The Romantic notion of the specialized, single-pursuit genius is outdated. In this century, nothing is all-or-nothing, and postmodernism allows for and even encourages multitaskers, plate-spinners, and well-rounded individuals.
Anyway, once you become a megastar, what else is there to do? Read more »
INTERVIEW Sacramento quartet Ganglians daydreams blissed-out harmonies ones made hazy by distortion. As its sun-kissed psych-pop sounds become garbled, the band creates a prismatic realm, a sonic state of being somewhere between waking and dreaming. This polychromatic province, where myoclonic twitches and hypnotic jerks occur, is conjured by variations between fuzzy, thermal jams and abstract, pensive chants.
Vocalist-guitarist Ryan Grubbs grew up in Bozeman, Mont. Read more »
PREVIEW Comparable to a mystical experience involving contact with a transcendent reality, Gang Gang Dance forges a celestial, almost cultlike sound fitted with primal drum beats that elevate listeners to the beginning of time while electro chimes simultaneously fast-forward to an unknown era.
Instead of utilizing a typical verse/chorus pattern, GGD constructs freeform songs focusing on the fusion of juxtapositions. The quartet relies on a rhythm-driven foundation as it integrates a diverse range of influences: dubstep, dream pop, reggaeton, hip-hop, grime, and art rock. Read more »
PREVIEW If Bill Callahan is a shepherd of the lo-fi reformation, his musical evolution suggests a shell-like spiral. His initial releases in the late-1980s to early-1990s were ramshackle home recordings, mostly instrumental. Read more »
PREVIEW I first saw Dan Deacon perform at Oberlin College's venue the 'Sco, a den of nascent creativity that eventually brought me to a city sometimes referred to by the same three-letter abbreviation. Deacon was there, balding and bearded, his glasses taped to his head, his muffin-top iced by a bright pink T. He set up his mad scientist's table of electronics in the audience's usual domain. Different colored cords sprang out in every direction and there were multiple mics for his one-man show. Read more »

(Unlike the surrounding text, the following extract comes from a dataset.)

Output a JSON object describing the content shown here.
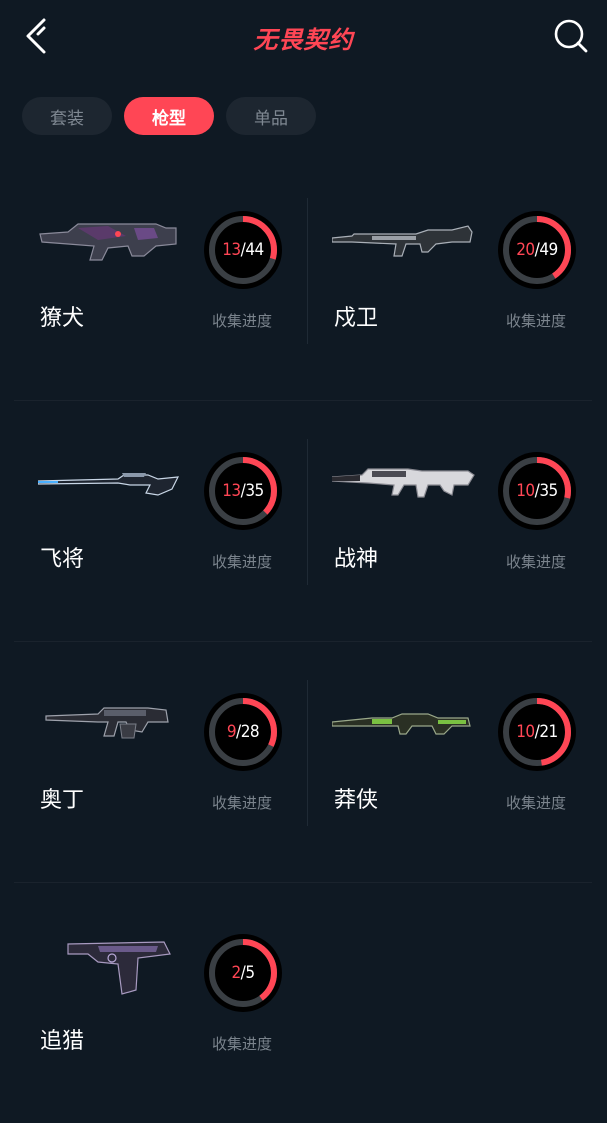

PREVIEW If you, too, are an avid Craigslist missed connections reader, you already know about the creepy posts: "Morning gym workout m4w 36: Great to see you back in the gym this morning. I was beginning to think you started working out at a different time or different place." There are the hilarious posts: "Fremont Hooters Bartender m4w 26: What happened to that call? Read more »
Americans have always been lured by the siren call of those blindingly blonde babes and bewitching blue-eyed boys, but what exactly is "it" about Sweden that keeps us wanting more? The country is known for being progressive, well educated, sexually liberal, and neutral in wartime. A Swede even holds the Guinness World Record for spinning the most yo-yos simultaneously (nine).
Sweden has infiltrated American style; I don't know anyone who doesn't own at least one thing from Ikea, H&M, or Cheap Monday. These companies convey a sleek, stackable, skinny image. Read more »
PREVIEW Dear Akron/Family: When I first got my hands on your self-titled 2005 release (Young God), I wasn't immediately grabbed by your music. Its spare ethereal quality had to stew. But it wasn't long before the album had brewed, and I was pressing repeat. "Before and Again" and "Running, Returning" led me through the looking glass into a timeless fairy-tale land of fleeting fright and fancy flight. Read more »
PREVIEW Peruvian-born, Harlem-raised rapper Immortal Technique, né Felipe Coronel, long ago broke with the TRL mold of spitting about bitches and ho's, instead looking to the roots of hip-hop with his politically minded tracks.
On his third full-length, The 3rd World (Viper), he covers such topics as the gentrification of his Harlem hood and corruption in the music industry. The opener establishes him as a renegade in the rap world where it's common to have an intro be it the sound of bullets blasting or a slutty skit. Read more »